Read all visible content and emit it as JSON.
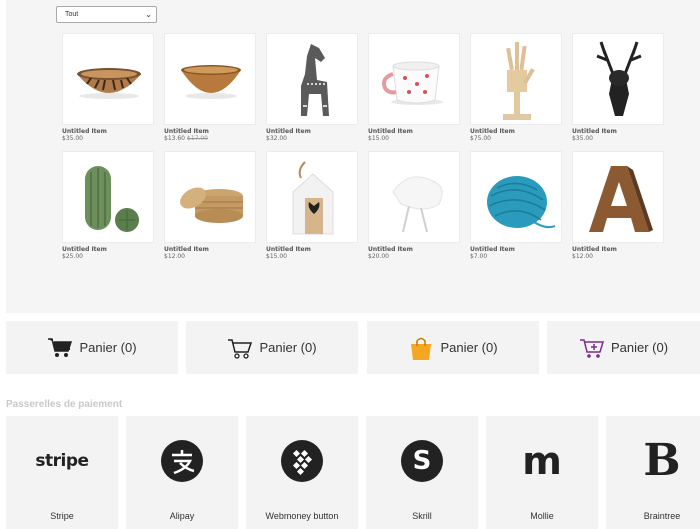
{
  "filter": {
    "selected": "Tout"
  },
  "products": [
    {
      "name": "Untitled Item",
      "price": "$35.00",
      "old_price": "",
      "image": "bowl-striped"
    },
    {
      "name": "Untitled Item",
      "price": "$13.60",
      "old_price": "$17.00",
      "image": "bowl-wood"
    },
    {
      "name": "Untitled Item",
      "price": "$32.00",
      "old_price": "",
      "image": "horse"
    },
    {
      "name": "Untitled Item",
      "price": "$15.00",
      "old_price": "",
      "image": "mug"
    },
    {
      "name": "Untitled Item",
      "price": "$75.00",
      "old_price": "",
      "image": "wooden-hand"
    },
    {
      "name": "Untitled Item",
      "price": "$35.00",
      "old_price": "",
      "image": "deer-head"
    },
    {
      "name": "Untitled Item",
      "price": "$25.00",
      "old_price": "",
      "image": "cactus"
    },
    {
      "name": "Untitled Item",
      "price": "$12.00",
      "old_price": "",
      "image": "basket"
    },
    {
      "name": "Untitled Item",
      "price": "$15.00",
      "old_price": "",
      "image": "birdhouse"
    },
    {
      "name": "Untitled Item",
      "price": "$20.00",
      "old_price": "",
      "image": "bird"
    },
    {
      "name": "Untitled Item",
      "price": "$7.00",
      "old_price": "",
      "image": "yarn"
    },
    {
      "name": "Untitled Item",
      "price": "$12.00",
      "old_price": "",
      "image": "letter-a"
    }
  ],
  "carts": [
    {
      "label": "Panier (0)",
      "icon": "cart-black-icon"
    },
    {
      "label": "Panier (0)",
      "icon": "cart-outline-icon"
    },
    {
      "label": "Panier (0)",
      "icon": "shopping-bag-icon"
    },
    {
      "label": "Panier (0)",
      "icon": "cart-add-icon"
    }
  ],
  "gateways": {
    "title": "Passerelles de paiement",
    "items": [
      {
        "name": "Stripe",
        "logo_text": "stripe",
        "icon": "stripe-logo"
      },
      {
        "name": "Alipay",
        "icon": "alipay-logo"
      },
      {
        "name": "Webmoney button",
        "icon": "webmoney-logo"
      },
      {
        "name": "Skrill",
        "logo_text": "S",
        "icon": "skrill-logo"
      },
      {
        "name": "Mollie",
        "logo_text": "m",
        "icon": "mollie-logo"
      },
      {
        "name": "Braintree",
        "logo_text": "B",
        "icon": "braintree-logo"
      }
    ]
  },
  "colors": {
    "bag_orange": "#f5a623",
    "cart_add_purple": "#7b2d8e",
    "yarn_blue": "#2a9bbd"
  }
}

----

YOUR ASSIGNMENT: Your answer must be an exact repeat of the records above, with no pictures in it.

OUTPUT:
Read all visible content and emit it as JSON.
{
  "filter": {
    "selected": "Tout"
  },
  "products": [
    {
      "name": "Untitled Item",
      "price": "$35.00",
      "old_price": "",
      "image": "bowl-striped"
    },
    {
      "name": "Untitled Item",
      "price": "$13.60",
      "old_price": "$17.00",
      "image": "bowl-wood"
    },
    {
      "name": "Untitled Item",
      "price": "$32.00",
      "old_price": "",
      "image": "horse"
    },
    {
      "name": "Untitled Item",
      "price": "$15.00",
      "old_price": "",
      "image": "mug"
    },
    {
      "name": "Untitled Item",
      "price": "$75.00",
      "old_price": "",
      "image": "wooden-hand"
    },
    {
      "name": "Untitled Item",
      "price": "$35.00",
      "old_price": "",
      "image": "deer-head"
    },
    {
      "name": "Untitled Item",
      "price": "$25.00",
      "old_price": "",
      "image": "cactus"
    },
    {
      "name": "Untitled Item",
      "price": "$12.00",
      "old_price": "",
      "image": "basket"
    },
    {
      "name": "Untitled Item",
      "price": "$15.00",
      "old_price": "",
      "image": "birdhouse"
    },
    {
      "name": "Untitled Item",
      "price": "$20.00",
      "old_price": "",
      "image": "bird"
    },
    {
      "name": "Untitled Item",
      "price": "$7.00",
      "old_price": "",
      "image": "yarn"
    },
    {
      "name": "Untitled Item",
      "price": "$12.00",
      "old_price": "",
      "image": "letter-a"
    }
  ],
  "carts": [
    {
      "label": "Panier (0)",
      "icon": "cart-black-icon"
    },
    {
      "label": "Panier (0)",
      "icon": "cart-outline-icon"
    },
    {
      "label": "Panier (0)",
      "icon": "shopping-bag-icon"
    },
    {
      "label": "Panier (0)",
      "icon": "cart-add-icon"
    }
  ],
  "gateways": {
    "title": "Passerelles de paiement",
    "items": [
      {
        "name": "Stripe",
        "logo_text": "stripe",
        "icon": "stripe-logo"
      },
      {
        "name": "Alipay",
        "icon": "alipay-logo"
      },
      {
        "name": "Webmoney button",
        "icon": "webmoney-logo"
      },
      {
        "name": "Skrill",
        "logo_text": "S",
        "icon": "skrill-logo"
      },
      {
        "name": "Mollie",
        "logo_text": "m",
        "icon": "mollie-logo"
      },
      {
        "name": "Braintree",
        "logo_text": "B",
        "icon": "braintree-logo"
      }
    ]
  },
  "colors": {
    "bag_orange": "#f5a623",
    "cart_add_purple": "#7b2d8e",
    "yarn_blue": "#2a9bbd"
  }
}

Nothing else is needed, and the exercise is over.